What the task requires: Please copy each line in the records below that contains the string "title".

Saved data entries:
- - - -
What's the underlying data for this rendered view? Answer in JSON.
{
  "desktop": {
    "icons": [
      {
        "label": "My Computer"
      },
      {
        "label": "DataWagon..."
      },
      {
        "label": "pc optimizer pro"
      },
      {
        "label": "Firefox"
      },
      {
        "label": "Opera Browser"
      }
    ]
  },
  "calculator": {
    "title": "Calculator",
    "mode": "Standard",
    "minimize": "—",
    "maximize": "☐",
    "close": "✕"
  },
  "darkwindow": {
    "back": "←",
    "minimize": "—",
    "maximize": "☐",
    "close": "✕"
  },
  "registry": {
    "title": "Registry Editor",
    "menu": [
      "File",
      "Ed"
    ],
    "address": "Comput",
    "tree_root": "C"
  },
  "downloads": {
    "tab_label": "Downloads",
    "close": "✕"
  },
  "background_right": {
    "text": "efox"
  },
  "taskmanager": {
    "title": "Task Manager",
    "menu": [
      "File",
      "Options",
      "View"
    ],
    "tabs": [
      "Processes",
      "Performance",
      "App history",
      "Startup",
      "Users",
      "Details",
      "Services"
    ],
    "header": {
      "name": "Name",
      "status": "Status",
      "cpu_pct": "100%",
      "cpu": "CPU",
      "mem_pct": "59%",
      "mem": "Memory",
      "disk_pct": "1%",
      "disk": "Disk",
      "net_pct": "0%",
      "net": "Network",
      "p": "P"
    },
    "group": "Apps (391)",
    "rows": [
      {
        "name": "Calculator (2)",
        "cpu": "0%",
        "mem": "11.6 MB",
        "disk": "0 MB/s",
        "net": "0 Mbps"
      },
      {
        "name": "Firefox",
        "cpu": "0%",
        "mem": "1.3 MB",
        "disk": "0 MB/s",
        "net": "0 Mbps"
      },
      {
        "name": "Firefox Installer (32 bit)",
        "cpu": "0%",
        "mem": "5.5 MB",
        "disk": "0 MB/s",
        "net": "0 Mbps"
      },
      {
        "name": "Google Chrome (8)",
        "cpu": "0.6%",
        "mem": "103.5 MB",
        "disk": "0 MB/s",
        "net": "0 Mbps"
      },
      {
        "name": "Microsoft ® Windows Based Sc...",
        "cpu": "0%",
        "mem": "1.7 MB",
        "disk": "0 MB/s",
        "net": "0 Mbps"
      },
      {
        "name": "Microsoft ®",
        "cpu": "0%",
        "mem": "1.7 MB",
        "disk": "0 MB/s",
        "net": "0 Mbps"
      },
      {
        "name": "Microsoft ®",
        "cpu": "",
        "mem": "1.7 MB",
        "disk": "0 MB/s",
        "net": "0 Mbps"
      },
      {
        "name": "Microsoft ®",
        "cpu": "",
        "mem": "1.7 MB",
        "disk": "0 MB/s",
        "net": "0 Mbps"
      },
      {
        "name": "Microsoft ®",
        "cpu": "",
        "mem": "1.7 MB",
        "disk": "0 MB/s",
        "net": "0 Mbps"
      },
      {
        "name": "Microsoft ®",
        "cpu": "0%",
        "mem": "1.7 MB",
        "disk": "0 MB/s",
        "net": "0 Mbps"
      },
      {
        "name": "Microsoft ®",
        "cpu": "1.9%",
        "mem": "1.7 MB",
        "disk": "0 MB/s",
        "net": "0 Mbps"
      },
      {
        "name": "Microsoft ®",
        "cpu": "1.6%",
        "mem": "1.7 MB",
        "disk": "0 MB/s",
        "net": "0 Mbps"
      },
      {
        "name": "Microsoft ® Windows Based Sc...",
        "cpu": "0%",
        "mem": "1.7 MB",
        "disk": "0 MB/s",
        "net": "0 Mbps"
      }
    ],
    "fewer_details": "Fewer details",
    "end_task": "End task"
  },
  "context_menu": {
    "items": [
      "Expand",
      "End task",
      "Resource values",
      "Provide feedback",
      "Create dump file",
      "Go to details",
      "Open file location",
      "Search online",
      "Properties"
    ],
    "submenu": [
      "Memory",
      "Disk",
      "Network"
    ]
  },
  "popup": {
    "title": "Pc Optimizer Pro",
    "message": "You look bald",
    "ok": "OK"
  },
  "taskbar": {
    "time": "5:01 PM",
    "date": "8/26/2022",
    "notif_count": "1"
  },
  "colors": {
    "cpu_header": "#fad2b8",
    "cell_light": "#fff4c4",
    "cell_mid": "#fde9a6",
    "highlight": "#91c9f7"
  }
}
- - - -
Expected answer:
    "title": "Calculator",
    "title": "Registry Editor",
    "title": "Task Manager",
    "title": "Pc Optimizer Pro",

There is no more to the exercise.